* **WHAT YOU HAVE TO DO**:
Scan each line of the entries below for the word "India" and count the ones where it appears. The answer is that number alone.

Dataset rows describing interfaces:
• • • •
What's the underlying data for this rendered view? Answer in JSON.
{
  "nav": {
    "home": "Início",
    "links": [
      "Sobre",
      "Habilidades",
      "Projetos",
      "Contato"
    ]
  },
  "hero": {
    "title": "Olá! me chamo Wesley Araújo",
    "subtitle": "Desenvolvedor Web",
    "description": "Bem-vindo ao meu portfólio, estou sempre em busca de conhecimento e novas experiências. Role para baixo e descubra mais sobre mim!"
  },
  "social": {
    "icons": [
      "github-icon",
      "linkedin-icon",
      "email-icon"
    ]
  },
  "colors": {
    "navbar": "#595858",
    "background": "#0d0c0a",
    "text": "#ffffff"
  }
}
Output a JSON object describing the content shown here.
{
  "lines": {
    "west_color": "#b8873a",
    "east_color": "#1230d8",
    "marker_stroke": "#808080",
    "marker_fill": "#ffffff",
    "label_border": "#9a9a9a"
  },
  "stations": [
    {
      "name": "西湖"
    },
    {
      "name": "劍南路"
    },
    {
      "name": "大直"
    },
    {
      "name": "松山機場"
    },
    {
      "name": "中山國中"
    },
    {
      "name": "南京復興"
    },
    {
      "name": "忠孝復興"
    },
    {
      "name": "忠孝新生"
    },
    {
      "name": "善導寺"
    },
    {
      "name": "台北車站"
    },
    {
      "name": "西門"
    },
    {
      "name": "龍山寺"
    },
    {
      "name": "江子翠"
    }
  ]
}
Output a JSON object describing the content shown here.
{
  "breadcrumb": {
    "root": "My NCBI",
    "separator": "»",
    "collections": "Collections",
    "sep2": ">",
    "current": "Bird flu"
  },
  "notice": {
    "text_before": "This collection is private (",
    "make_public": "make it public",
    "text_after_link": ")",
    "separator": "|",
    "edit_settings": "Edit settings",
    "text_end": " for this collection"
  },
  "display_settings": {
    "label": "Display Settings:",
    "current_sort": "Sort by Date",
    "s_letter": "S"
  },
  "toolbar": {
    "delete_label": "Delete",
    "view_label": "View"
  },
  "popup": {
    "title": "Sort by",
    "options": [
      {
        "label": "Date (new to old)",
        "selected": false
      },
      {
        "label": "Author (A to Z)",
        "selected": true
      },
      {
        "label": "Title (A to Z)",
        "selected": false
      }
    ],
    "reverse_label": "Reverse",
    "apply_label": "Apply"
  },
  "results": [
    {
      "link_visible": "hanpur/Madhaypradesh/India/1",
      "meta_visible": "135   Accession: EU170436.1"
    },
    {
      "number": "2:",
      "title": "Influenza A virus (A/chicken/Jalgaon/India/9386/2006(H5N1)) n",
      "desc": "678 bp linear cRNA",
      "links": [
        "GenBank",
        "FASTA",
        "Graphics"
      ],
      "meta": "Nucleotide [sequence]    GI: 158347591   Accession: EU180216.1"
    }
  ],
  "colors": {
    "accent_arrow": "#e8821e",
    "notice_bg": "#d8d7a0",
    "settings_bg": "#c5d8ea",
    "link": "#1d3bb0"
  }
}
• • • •
* **ANSWER TO THE PROBLEM**:
2